Reprint the whole of the data exactly.

(Stored entries)
☆ ☆ ☆

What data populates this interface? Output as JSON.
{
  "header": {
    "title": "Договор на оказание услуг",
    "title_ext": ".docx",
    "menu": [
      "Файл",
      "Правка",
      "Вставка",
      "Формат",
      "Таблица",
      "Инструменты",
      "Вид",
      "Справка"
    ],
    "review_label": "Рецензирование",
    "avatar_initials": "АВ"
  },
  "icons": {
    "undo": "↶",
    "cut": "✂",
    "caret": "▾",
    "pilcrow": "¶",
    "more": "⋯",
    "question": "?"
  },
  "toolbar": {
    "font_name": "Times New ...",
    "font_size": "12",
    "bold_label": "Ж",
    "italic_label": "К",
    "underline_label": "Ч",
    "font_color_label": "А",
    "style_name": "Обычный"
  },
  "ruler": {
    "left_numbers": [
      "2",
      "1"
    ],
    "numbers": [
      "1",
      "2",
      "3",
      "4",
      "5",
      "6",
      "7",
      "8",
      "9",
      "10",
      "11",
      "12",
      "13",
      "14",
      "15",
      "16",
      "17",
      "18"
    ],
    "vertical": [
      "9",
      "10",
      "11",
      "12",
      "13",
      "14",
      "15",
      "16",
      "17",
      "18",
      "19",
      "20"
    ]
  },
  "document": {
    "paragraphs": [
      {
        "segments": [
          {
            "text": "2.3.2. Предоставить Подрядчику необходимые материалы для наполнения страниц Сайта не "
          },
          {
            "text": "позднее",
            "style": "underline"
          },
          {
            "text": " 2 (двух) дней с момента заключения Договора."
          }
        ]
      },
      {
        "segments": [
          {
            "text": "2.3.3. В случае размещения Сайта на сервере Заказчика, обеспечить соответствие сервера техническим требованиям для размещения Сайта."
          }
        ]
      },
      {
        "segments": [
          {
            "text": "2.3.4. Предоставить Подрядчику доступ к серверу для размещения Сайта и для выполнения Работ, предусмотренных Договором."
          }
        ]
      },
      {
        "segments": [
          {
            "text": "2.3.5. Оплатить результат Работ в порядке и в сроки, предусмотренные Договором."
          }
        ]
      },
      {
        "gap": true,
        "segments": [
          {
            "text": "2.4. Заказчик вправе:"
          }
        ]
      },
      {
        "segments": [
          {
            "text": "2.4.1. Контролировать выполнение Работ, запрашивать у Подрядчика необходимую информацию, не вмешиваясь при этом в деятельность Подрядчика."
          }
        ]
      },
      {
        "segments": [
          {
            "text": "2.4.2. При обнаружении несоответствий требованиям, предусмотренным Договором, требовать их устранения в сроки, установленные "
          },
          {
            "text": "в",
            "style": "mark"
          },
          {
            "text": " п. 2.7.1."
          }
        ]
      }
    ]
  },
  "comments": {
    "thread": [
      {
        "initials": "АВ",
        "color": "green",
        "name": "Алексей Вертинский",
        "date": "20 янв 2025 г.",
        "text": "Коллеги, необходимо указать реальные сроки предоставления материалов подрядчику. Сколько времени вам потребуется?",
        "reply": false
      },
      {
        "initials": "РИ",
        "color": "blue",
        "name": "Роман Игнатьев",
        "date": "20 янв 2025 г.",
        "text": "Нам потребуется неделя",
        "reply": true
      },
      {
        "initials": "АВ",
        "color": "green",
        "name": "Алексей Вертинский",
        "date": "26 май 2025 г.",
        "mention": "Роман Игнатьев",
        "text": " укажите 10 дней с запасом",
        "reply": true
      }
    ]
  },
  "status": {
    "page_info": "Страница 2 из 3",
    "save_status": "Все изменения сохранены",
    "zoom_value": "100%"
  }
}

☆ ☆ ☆

» Response to this task:
What data populates this interface? Output as JSON.
{
  "header": {
    "title": "Договор на оказание услуг",
    "title_ext": ".docx",
    "menu": [
      "Файл",
      "Правка",
      "Вставка",
      "Формат",
      "Таблица",
      "Инструменты",
      "Вид",
      "Справка"
    ],
    "review_label": "Рецензирование",
    "avatar_initials": "АВ"
  },
  "icons": {
    "undo": "↶",
    "cut": "✂",
    "caret": "▾",
    "pilcrow": "¶",
    "more": "⋯",
    "question": "?"
  },
  "toolbar": {
    "font_name": "Times New ...",
    "font_size": "12",
    "bold_label": "Ж",
    "italic_label": "К",
    "underline_label": "Ч",
    "font_color_label": "А",
    "style_name": "Обычный"
  },
  "ruler": {
    "left_numbers": [
      "2",
      "1"
    ],
    "numbers": [
      "1",
      "2",
      "3",
      "4",
      "5",
      "6",
      "7",
      "8",
      "9",
      "10",
      "11",
      "12",
      "13",
      "14",
      "15",
      "16",
      "17",
      "18"
    ],
    "vertical": [
      "9",
      "10",
      "11",
      "12",
      "13",
      "14",
      "15",
      "16",
      "17",
      "18",
      "19",
      "20"
    ]
  },
  "document": {
    "paragraphs": [
      {
        "segments": [
          {
            "text": "2.3.2. Предоставить Подрядчику необходимые материалы для наполнения страниц Сайта не "
          },
          {
            "text": "позднее",
            "style": "underline"
          },
          {
            "text": " 2 (двух) дней с момента заключения Договора."
          }
        ]
      },
      {
        "segments": [
          {
            "text": "2.3.3. В случае размещения Сайта на сервере Заказчика, обеспечить соответствие сервера техническим требованиям для размещения Сайта."
          }
        ]
      },
      {
        "segments": [
          {
            "text": "2.3.4. Предоставить Подрядчику доступ к серверу для размещения Сайта и для выполнения Работ, предусмотренных Договором."
          }
        ]
      },
      {
        "segments": [
          {
            "text": "2.3.5. Оплатить результат Работ в порядке и в сроки, предусмотренные Договором."
          }
        ]
      },
      {
        "gap": true,
        "segments": [
          {
            "text": "2.4. Заказчик вправе:"
          }
        ]
      },
      {
        "segments": [
          {
            "text": "2.4.1. Контролировать выполнение Работ, запрашивать у Подрядчика необходимую информацию, не вмешиваясь при этом в деятельность Подрядчика."
          }
        ]
      },
      {
        "segments": [
          {
            "text": "2.4.2. При обнаружении несоответствий требованиям, предусмотренным Договором, требовать их устранения в сроки, установленные "
          },
          {
            "text": "в",
            "style": "mark"
          },
          {
            "text": " п. 2.7.1."
          }
        ]
      }
    ]
  },
  "comments": {
    "thread": [
      {
        "initials": "АВ",
        "color": "green",
        "name": "Алексей Вертинский",
        "date": "20 янв 2025 г.",
        "text": "Коллеги, необходимо указать реальные сроки предоставления материалов подрядчику. Сколько времени вам потребуется?",
        "reply": false
      },
      {
        "initials": "РИ",
        "color": "blue",
        "name": "Роман Игнатьев",
        "date": "20 янв 2025 г.",
        "text": "Нам потребуется неделя",
        "reply": true
      },
      {
        "initials": "АВ",
        "color": "green",
        "name": "Алексей Вертинский",
        "date": "26 май 2025 г.",
        "mention": "Роман Игнатьев",
        "text": " укажите 10 дней с запасом",
        "reply": true
      }
    ]
  },
  "status": {
    "page_info": "Страница 2 из 3",
    "save_status": "Все изменения сохранены",
    "zoom_value": "100%"
  }
}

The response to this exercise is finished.